BRIEF: In your answer, copy every entry that follows exactly.

::: TASK MATERIAL

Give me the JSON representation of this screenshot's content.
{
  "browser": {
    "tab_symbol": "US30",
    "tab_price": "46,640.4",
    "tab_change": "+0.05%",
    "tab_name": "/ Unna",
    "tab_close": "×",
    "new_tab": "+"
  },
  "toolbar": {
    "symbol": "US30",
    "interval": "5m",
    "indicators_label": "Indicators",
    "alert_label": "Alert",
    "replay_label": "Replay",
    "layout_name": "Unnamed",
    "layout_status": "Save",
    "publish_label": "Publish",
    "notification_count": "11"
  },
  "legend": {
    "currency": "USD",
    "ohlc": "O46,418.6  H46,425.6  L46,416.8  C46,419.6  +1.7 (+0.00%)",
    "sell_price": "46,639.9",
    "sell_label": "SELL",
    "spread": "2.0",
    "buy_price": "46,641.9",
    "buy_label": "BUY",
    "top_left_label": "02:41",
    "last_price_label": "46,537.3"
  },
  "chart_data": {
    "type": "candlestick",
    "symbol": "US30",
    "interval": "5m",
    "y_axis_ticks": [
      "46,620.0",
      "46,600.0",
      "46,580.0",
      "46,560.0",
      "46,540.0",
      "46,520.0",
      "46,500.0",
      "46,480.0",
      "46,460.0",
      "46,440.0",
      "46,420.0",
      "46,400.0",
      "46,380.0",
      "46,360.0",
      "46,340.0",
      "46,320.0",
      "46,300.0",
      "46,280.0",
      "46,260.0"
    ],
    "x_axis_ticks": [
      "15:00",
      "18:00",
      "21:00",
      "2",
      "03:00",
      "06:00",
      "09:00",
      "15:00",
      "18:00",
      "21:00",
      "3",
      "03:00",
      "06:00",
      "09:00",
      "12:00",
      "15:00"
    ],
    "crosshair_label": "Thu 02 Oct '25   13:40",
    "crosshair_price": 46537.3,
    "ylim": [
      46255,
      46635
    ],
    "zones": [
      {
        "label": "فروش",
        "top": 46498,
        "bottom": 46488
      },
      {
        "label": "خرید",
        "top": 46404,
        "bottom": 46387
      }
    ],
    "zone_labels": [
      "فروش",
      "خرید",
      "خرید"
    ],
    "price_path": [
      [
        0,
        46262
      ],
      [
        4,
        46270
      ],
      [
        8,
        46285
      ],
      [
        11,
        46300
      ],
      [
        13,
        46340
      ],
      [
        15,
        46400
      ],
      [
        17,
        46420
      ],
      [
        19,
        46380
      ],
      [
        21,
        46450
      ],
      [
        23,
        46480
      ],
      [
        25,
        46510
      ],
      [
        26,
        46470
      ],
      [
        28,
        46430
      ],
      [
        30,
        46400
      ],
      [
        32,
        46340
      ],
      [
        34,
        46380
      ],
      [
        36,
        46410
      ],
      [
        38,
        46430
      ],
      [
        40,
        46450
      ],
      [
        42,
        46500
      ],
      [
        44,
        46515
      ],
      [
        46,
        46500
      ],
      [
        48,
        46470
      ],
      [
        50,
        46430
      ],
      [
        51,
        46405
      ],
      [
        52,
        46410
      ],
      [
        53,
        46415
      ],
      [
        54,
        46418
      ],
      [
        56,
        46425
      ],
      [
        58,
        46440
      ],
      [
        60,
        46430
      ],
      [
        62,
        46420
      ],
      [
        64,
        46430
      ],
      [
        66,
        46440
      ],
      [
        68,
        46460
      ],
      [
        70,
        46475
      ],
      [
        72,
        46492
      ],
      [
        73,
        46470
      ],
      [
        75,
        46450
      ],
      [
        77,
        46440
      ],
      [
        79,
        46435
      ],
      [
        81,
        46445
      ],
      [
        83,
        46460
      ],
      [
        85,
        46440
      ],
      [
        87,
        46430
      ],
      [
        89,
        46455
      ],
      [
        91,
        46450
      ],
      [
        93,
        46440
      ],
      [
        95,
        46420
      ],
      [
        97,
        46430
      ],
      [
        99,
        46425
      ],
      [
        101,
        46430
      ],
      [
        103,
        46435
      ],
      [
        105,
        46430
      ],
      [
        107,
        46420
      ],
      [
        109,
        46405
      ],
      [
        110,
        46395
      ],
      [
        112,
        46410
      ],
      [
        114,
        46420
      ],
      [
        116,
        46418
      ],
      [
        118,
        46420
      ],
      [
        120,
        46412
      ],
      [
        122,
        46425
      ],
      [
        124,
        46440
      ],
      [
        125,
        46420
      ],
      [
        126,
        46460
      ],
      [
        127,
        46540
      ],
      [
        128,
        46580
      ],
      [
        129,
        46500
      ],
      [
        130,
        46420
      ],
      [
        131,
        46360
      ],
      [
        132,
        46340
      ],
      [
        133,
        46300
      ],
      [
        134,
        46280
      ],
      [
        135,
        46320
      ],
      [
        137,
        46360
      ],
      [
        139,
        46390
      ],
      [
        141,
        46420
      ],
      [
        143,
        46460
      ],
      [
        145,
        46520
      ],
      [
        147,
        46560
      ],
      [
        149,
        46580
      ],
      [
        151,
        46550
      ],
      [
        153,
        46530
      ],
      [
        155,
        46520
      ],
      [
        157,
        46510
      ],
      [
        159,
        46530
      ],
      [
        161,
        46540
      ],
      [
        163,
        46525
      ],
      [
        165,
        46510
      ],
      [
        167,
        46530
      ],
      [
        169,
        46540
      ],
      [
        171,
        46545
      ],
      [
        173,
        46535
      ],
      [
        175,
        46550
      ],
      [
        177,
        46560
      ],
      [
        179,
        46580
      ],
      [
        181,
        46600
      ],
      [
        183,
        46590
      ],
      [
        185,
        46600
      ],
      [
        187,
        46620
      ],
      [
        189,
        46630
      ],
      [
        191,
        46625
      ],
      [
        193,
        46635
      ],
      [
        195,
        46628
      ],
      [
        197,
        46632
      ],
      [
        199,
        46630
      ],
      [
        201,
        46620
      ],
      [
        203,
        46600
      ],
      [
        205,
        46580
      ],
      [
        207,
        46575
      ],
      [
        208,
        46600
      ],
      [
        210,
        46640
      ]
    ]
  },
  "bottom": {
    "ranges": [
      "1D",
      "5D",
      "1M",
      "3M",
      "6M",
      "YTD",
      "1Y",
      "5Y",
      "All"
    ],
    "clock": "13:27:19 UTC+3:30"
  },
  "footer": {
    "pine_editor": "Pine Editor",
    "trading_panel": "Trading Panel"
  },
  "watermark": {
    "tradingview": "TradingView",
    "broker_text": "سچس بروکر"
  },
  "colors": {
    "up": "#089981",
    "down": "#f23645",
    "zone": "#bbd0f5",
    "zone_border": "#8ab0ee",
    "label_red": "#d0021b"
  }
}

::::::

ANSWER TO THIS TASK:
Give me the JSON representation of this screenshot's content.
{
  "browser": {
    "tab_symbol": "US30",
    "tab_price": "46,640.4",
    "tab_change": "+0.05%",
    "tab_name": "/ Unna",
    "tab_close": "×",
    "new_tab": "+"
  },
  "toolbar": {
    "symbol": "US30",
    "interval": "5m",
    "indicators_label": "Indicators",
    "alert_label": "Alert",
    "replay_label": "Replay",
    "layout_name": "Unnamed",
    "layout_status": "Save",
    "publish_label": "Publish",
    "notification_count": "11"
  },
  "legend": {
    "currency": "USD",
    "ohlc": "O46,418.6  H46,425.6  L46,416.8  C46,419.6  +1.7 (+0.00%)",
    "sell_price": "46,639.9",
    "sell_label": "SELL",
    "spread": "2.0",
    "buy_price": "46,641.9",
    "buy_label": "BUY",
    "top_left_label": "02:41",
    "last_price_label": "46,537.3"
  },
  "chart_data": {
    "type": "candlestick",
    "symbol": "US30",
    "interval": "5m",
    "y_axis_ticks": [
      "46,620.0",
      "46,600.0",
      "46,580.0",
      "46,560.0",
      "46,540.0",
      "46,520.0",
      "46,500.0",
      "46,480.0",
      "46,460.0",
      "46,440.0",
      "46,420.0",
      "46,400.0",
      "46,380.0",
      "46,360.0",
      "46,340.0",
      "46,320.0",
      "46,300.0",
      "46,280.0",
      "46,260.0"
    ],
    "x_axis_ticks": [
      "15:00",
      "18:00",
      "21:00",
      "2",
      "03:00",
      "06:00",
      "09:00",
      "15:00",
      "18:00",
      "21:00",
      "3",
      "03:00",
      "06:00",
      "09:00",
      "12:00",
      "15:00"
    ],
    "crosshair_label": "Thu 02 Oct '25   13:40",
    "crosshair_price": 46537.3,
    "ylim": [
      46255,
      46635
    ],
    "zones": [
      {
        "label": "فروش",
        "top": 46498,
        "bottom": 46488
      },
      {
        "label": "خرید",
        "top": 46404,
        "bottom": 46387
      }
    ],
    "zone_labels": [
      "فروش",
      "خرید",
      "خرید"
    ],
    "price_path": [
      [
        0,
        46262
      ],
      [
        4,
        46270
      ],
      [
        8,
        46285
      ],
      [
        11,
        46300
      ],
      [
        13,
        46340
      ],
      [
        15,
        46400
      ],
      [
        17,
        46420
      ],
      [
        19,
        46380
      ],
      [
        21,
        46450
      ],
      [
        23,
        46480
      ],
      [
        25,
        46510
      ],
      [
        26,
        46470
      ],
      [
        28,
        46430
      ],
      [
        30,
        46400
      ],
      [
        32,
        46340
      ],
      [
        34,
        46380
      ],
      [
        36,
        46410
      ],
      [
        38,
        46430
      ],
      [
        40,
        46450
      ],
      [
        42,
        46500
      ],
      [
        44,
        46515
      ],
      [
        46,
        46500
      ],
      [
        48,
        46470
      ],
      [
        50,
        46430
      ],
      [
        51,
        46405
      ],
      [
        52,
        46410
      ],
      [
        53,
        46415
      ],
      [
        54,
        46418
      ],
      [
        56,
        46425
      ],
      [
        58,
        46440
      ],
      [
        60,
        46430
      ],
      [
        62,
        46420
      ],
      [
        64,
        46430
      ],
      [
        66,
        46440
      ],
      [
        68,
        46460
      ],
      [
        70,
        46475
      ],
      [
        72,
        46492
      ],
      [
        73,
        46470
      ],
      [
        75,
        46450
      ],
      [
        77,
        46440
      ],
      [
        79,
        46435
      ],
      [
        81,
        46445
      ],
      [
        83,
        46460
      ],
      [
        85,
        46440
      ],
      [
        87,
        46430
      ],
      [
        89,
        46455
      ],
      [
        91,
        46450
      ],
      [
        93,
        46440
      ],
      [
        95,
        46420
      ],
      [
        97,
        46430
      ],
      [
        99,
        46425
      ],
      [
        101,
        46430
      ],
      [
        103,
        46435
      ],
      [
        105,
        46430
      ],
      [
        107,
        46420
      ],
      [
        109,
        46405
      ],
      [
        110,
        46395
      ],
      [
        112,
        46410
      ],
      [
        114,
        46420
      ],
      [
        116,
        46418
      ],
      [
        118,
        46420
      ],
      [
        120,
        46412
      ],
      [
        122,
        46425
      ],
      [
        124,
        46440
      ],
      [
        125,
        46420
      ],
      [
        126,
        46460
      ],
      [
        127,
        46540
      ],
      [
        128,
        46580
      ],
      [
        129,
        46500
      ],
      [
        130,
        46420
      ],
      [
        131,
        46360
      ],
      [
        132,
        46340
      ],
      [
        133,
        46300
      ],
      [
        134,
        46280
      ],
      [
        135,
        46320
      ],
      [
        137,
        46360
      ],
      [
        139,
        46390
      ],
      [
        141,
        46420
      ],
      [
        143,
        46460
      ],
      [
        145,
        46520
      ],
      [
        147,
        46560
      ],
      [
        149,
        46580
      ],
      [
        151,
        46550
      ],
      [
        153,
        46530
      ],
      [
        155,
        46520
      ],
      [
        157,
        46510
      ],
      [
        159,
        46530
      ],
      [
        161,
        46540
      ],
      [
        163,
        46525
      ],
      [
        165,
        46510
      ],
      [
        167,
        46530
      ],
      [
        169,
        46540
      ],
      [
        171,
        46545
      ],
      [
        173,
        46535
      ],
      [
        175,
        46550
      ],
      [
        177,
        46560
      ],
      [
        179,
        46580
      ],
      [
        181,
        46600
      ],
      [
        183,
        46590
      ],
      [
        185,
        46600
      ],
      [
        187,
        46620
      ],
      [
        189,
        46630
      ],
      [
        191,
        46625
      ],
      [
        193,
        46635
      ],
      [
        195,
        46628
      ],
      [
        197,
        46632
      ],
      [
        199,
        46630
      ],
      [
        201,
        46620
      ],
      [
        203,
        46600
      ],
      [
        205,
        46580
      ],
      [
        207,
        46575
      ],
      [
        208,
        46600
      ],
      [
        210,
        46640
      ]
    ]
  },
  "bottom": {
    "ranges": [
      "1D",
      "5D",
      "1M",
      "3M",
      "6M",
      "YTD",
      "1Y",
      "5Y",
      "All"
    ],
    "clock": "13:27:19 UTC+3:30"
  },
  "footer": {
    "pine_editor": "Pine Editor",
    "trading_panel": "Trading Panel"
  },
  "watermark": {
    "tradingview": "TradingView",
    "broker_text": "سچس بروکر"
  },
  "colors": {
    "up": "#089981",
    "down": "#f23645",
    "zone": "#bbd0f5",
    "zone_border": "#8ab0ee",
    "label_red": "#d0021b"
  }
}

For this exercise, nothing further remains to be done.